H2A Launch: Bounce Back from Recent Failures, Aim for Successful Lunar Landing

The H2A Launch Vehicle No. 47 has successfully blasted off. It is hoped that the successful launch of Japan’s mainstay rocket will be an opportunity to rebuild the nation’s space program, which has been in dire straits due to a series of failures.

Since last year, the domestic rocket development field has seen failed launches of the small Epsilon-6 rocket and the first H3 vehicle, the H2A’s successor. There was also an explosion during ground testing of the Epsilon S, an improved version of the Epsilon rocket.

The causes of these failures, which included equipment problems, were different. However, the frequent occurrence of issues raised suspicion that the Japan Aerospace Exploration Agency has suffered a decline in its technical capabilities. With their backs to the wall, the people involved in JAXA space projects must have been relieved after the latest launch.

This is the 41st consecutive successful launch of an H2A. Since the rocket’s maiden launch in 2001, 46 of 47 launches have been successful, representing a success rate of about 98%. The record appears to demonstrate the inherent reliability of Japanese rockets.

However, the older and more costly H2A is set to be retired, with only three more scheduled launches remaining. There must be a recognition of the urgent need to complete the development of the H3 and Epsilon S rockets, which will become major part of the nation’s space program.

Other countries have increased the pace of their space development. To ensure that Japan does not fall further behind, JAXA must thoroughly analyze the malfunction of the second-stage engine that caused the failure of the first H3 launch and aim for liftoff again as soon as possible.

It is also significant that the H2A rocket was carrying the Smart Lander for Investigating Moon (SLIM), which will orbit the Earth and then head to the moon. JAXA plans to attempt Japan’s first lunar landing around January or February next year.

So far, only the United States, the former Soviet Union, China and India have achieved lunar landings. If successful, Japan could become the fifth country to land a spacecraft on the moon.

In April this year, a Japanese startup attempted a lunar landing, but the mission ended in failure. Russia also attempted a lunar landing in August for the first time in about half a century, but that mission failed. Moon landings remain a difficult challenge.

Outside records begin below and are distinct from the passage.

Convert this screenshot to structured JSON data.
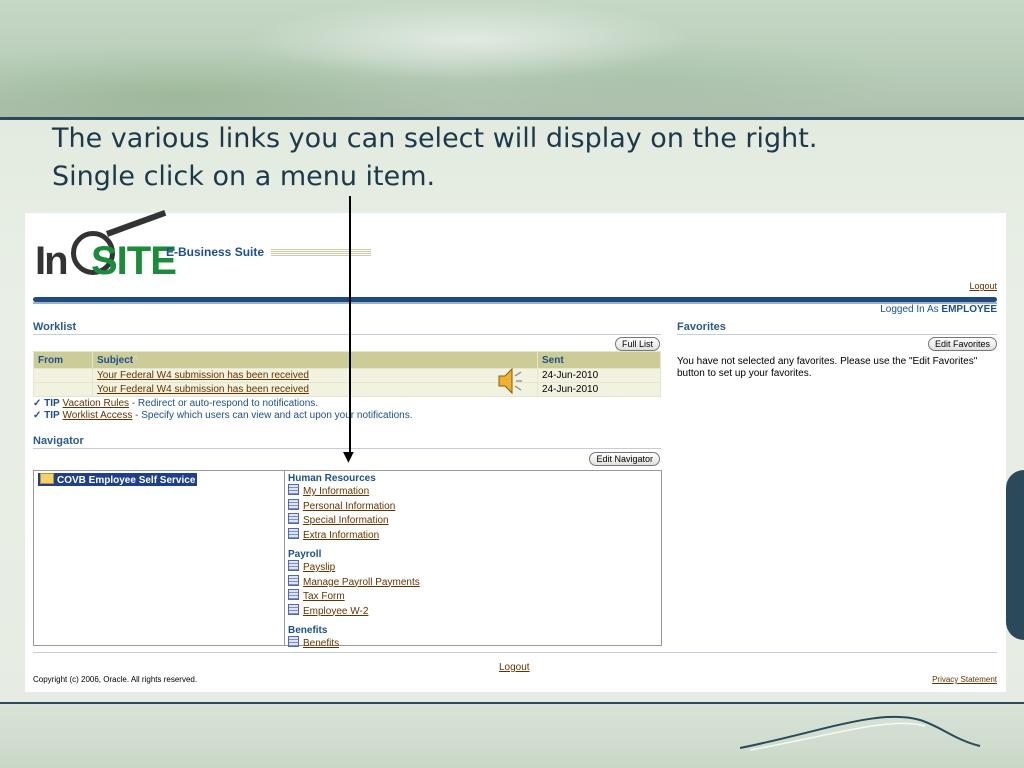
{
  "caption": {
    "line1": "The various links you can select will display on the right.",
    "line2": "Single click on a menu item."
  },
  "header": {
    "logo_part1": "In",
    "logo_part2": "SITE",
    "suite_label": "E-Business Suite",
    "logout_label": "Logout",
    "logged_in_prefix": "Logged In As",
    "user": "EMPLOYEE"
  },
  "worklist": {
    "title": "Worklist",
    "full_list_button": "Full List",
    "columns": {
      "from": "From",
      "subject": "Subject",
      "sent": "Sent"
    },
    "sort_mark": "^",
    "rows": [
      {
        "from": "",
        "subject": "Your Federal W4 submission has been received",
        "sent": "24-Jun-2010"
      },
      {
        "from": "",
        "subject": "Your Federal W4 submission has been received",
        "sent": "24-Jun-2010"
      }
    ],
    "tips": [
      {
        "label": "TIP",
        "link": "Vacation Rules",
        "text": " - Redirect or auto-respond to notifications."
      },
      {
        "label": "TIP",
        "link": "Worklist Access",
        "text": " - Specify which users can view and act upon your notifications."
      }
    ]
  },
  "favorites": {
    "title": "Favorites",
    "edit_button": "Edit Favorites",
    "empty_text": "You have not selected any favorites. Please use the \"Edit Favorites\" button to set up your favorites."
  },
  "navigator": {
    "title": "Navigator",
    "edit_button": "Edit Navigator",
    "root_item": "COVB Employee Self Service",
    "groups": [
      {
        "title": "Human Resources",
        "items": [
          "My Information",
          "Personal Information",
          "Special Information",
          "Extra Information"
        ]
      },
      {
        "title": "Payroll",
        "items": [
          "Payslip",
          "Manage Payroll Payments",
          "Tax Form",
          "Employee W-2"
        ]
      },
      {
        "title": "Benefits",
        "items": [
          "Benefits"
        ]
      }
    ]
  },
  "footer": {
    "logout_label": "Logout",
    "copyright": "Copyright (c) 2006, Oracle. All rights reserved.",
    "privacy": "Privacy Statement"
  },
  "colors": {
    "brand_green": "#1a8c3a",
    "header_blue": "#1f4b7a",
    "link_brown": "#663300",
    "table_header": "#cccc99"
  }
}
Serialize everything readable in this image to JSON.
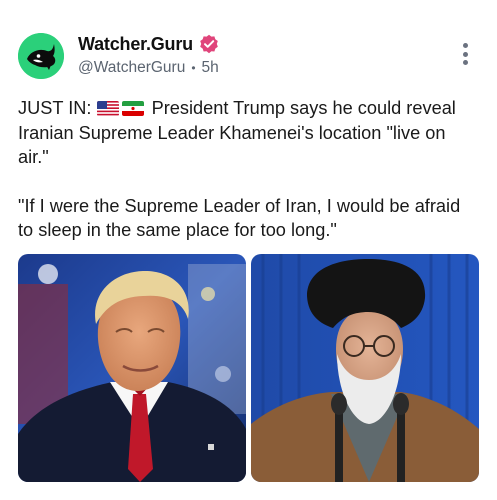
{
  "post": {
    "author": {
      "display_name": "Watcher.Guru",
      "handle": "@WatcherGuru",
      "separator": "•",
      "time": "5h",
      "verified": true,
      "avatar_icon": "orca-logo",
      "avatar_color": "#2bd07a",
      "badge_color": "#e0457b"
    },
    "text": {
      "prefix": "JUST IN:",
      "flags": [
        "us-flag",
        "iran-flag"
      ],
      "headline": "President Trump says he could reveal Iranian Supreme Leader Khamenei's location \"live on air.\"",
      "quote": "\"If I were the Supreme Leader of Iran, I would be afraid to sleep in the same place for too long.\""
    },
    "media": [
      {
        "subject": "president-trump-photo"
      },
      {
        "subject": "khamenei-photo"
      }
    ],
    "menu_icon": "more-vertical-icon"
  }
}
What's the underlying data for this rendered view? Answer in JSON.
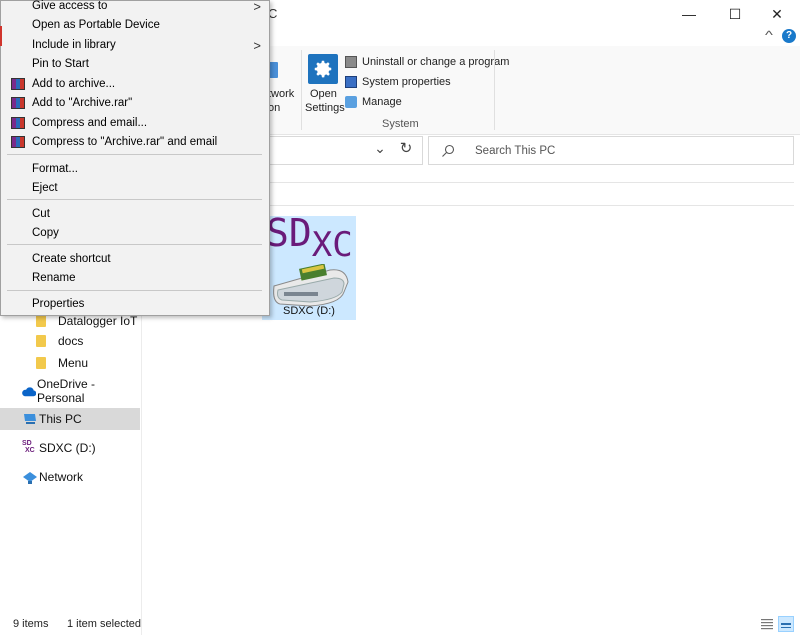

SLIM is small and lightweight, and it is believed to be less likely to fail because it lands on its side, which is said to be more stable.

Until now, a lunar landing has been considered a success if the landing could be made anywhere within a wide area of a few kilometers. However, JAXA will aim for a “pinpoint landing” with a margin of error of less than 100 meters with SLIM.

If successful, it will be the world’s first high-accuracy landing, and the technology used in SLIM will help in future lunar exploration. The technology could also serve as an opportunity for Japan to demonstrate its strength in space development.

(From The Yomiuri Shimbun, Sept. 9, 2023)